hadnât gotten around to it. She put them back into her big work bag and rummaged through her small purse for a comb. She really did have a mild concussion. Her head throbbed. She kept going in and out of dizziness. Maybe Stu would come back dead someday from hunting, but if he did, what would she do without him?
âSo,â Shelley said. âTake it easy.â
Peggy went out without answering her, because that was a statement in code, and she couldnât handle statements in code on this particular afternoon.
For Nancy Quayde, anger was a familiar feeling, so familiar, she no longer recognized it for what it was. Still, this particular anger had made her jumpy, and as she walked down the wide corridors of Hollman High School with her sharp high heels clicking against the vinyl tiles of the east wing first floorâ noise control undersystem my foot âshe found herself running through the reasons that Hollman ought to find a way to fire Peggy Smith. It wasnât the first time, and, Nancy thought, it probably wasnât going to be the last. Peggy had tenure and sympathy. Most of the other women on staff thought she was heroic for putting up with Stu all these years, and even if they didnât they would have resisted firing Peggy, who would need the job if she ever did leave the jerk. The problem, for Nancy, was that she saw Peggyâs troubles with Stu to be practically a matter of will. Peggyâs will was to dither and refuse to make decisions, just as it had been Peggyâs will to dither and refuse to make decisions all those years ago in high school, when
people like Maris and Belinda and Emma were torturing the hell out of stupid Betsy Toliver. The past always came back to bite you on the ass. Nancy could have told them that when they were all only fourteen years old, but she had known, even at the time, that the effort would be futile. Belinda was the next best thing to mentally retarded. Emma was not much better. Maris wasâ

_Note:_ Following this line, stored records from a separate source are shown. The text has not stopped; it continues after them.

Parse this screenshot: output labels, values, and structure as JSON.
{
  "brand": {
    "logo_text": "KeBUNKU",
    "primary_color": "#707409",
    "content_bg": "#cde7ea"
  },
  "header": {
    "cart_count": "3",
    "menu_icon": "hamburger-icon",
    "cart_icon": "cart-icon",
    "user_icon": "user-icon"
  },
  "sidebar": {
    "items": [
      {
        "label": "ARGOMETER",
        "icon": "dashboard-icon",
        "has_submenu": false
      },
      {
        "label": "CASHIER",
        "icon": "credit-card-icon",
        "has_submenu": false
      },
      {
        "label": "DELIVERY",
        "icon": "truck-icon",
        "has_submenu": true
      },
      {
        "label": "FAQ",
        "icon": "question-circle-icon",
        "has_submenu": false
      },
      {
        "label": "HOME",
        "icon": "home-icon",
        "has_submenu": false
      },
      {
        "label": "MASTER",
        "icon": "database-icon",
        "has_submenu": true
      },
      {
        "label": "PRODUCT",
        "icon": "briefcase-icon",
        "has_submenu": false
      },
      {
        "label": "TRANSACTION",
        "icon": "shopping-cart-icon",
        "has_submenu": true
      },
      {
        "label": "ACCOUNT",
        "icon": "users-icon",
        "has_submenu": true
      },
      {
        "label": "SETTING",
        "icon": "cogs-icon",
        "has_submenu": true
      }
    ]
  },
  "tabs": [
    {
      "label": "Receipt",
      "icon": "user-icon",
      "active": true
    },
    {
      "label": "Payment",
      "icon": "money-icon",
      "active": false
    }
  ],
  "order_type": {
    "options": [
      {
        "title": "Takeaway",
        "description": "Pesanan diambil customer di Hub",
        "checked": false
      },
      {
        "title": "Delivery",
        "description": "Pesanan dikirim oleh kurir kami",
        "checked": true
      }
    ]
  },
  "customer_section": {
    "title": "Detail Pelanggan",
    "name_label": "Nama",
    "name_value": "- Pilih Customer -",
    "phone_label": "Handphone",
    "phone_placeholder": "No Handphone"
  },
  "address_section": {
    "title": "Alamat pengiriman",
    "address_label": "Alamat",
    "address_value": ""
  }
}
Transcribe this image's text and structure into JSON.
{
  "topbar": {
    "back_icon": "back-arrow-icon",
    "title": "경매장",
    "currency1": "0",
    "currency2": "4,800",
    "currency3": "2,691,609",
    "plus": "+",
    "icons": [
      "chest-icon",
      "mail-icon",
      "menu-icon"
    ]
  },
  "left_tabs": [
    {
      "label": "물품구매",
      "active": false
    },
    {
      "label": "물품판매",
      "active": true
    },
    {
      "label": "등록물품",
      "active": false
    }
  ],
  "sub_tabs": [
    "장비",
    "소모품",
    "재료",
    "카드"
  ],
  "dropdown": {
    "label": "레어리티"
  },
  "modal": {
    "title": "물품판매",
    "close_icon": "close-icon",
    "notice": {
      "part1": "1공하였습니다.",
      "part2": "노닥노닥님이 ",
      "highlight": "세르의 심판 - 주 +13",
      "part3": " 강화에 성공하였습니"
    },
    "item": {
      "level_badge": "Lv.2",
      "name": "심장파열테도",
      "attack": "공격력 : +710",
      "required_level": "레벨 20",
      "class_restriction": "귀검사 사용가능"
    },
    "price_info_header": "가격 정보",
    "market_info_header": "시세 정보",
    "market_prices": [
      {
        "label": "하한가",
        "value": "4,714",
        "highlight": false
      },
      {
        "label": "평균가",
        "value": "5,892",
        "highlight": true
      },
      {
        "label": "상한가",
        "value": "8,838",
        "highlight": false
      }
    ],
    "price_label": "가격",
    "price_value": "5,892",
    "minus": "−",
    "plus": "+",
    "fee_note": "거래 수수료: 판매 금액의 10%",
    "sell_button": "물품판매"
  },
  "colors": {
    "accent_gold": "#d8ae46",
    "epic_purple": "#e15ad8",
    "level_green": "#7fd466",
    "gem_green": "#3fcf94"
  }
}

Nancy had come to the fire doors that separated the East Wing from the main body of the school. She pushed through, strode across the little breezeway where the stairwells wereâ damned fool janitors must have forgotten to turn off the heat âand wondered what Betsy Toliver was actually like these days. In high school, she hadnât been much better than Peggy, and sheâd been clueless on top of it. All those shirtwaist dresses a little too long at the knee, and the hair bands, and the knee socks that didnât actually match her sweaters. Somebody had taught her to dress in the years since sheâd left Hollman, although that could be the result of television stylists and network publicists, so that, left on her own for the weekend, Betsy might look just as odd now as she had then. What Nancy couldnât believe was that Betsy still had the attitude sheâd had back then, that cringing fear, that wounded vulnerability that practically asks to be hit again, and again, and again. All things considered, Nancy had never been able to blame Maris and Belinda and Emma for the things theyâd done. If sheâd been a less careful person, she might have done the same things herself. Lord only knew, she had wanted to, over and over again, whenever she ran across Betsy in the halls or in the lavatories, because Betsy really had seemed to be coming right out and asking for it. There was something about that kind of fear that made Nancy Quayde want to explode, and she had exploded, time and time again, over the years. Lab partners, sorority sisters, boyfriends, best girlfriends, classmates, all the people who wanted to break down and cry, who felt hurt, who felt scared, who let you know that if you tapped them on the shoulder they would fall apart and fall downâthey worked
on her like a trigger, so that all she wanted to do was swat them down, make them move, get some sense in them. She had had sense all her life, for as far back as
Noam Chomsky, Ilan Pappé, Frank Barat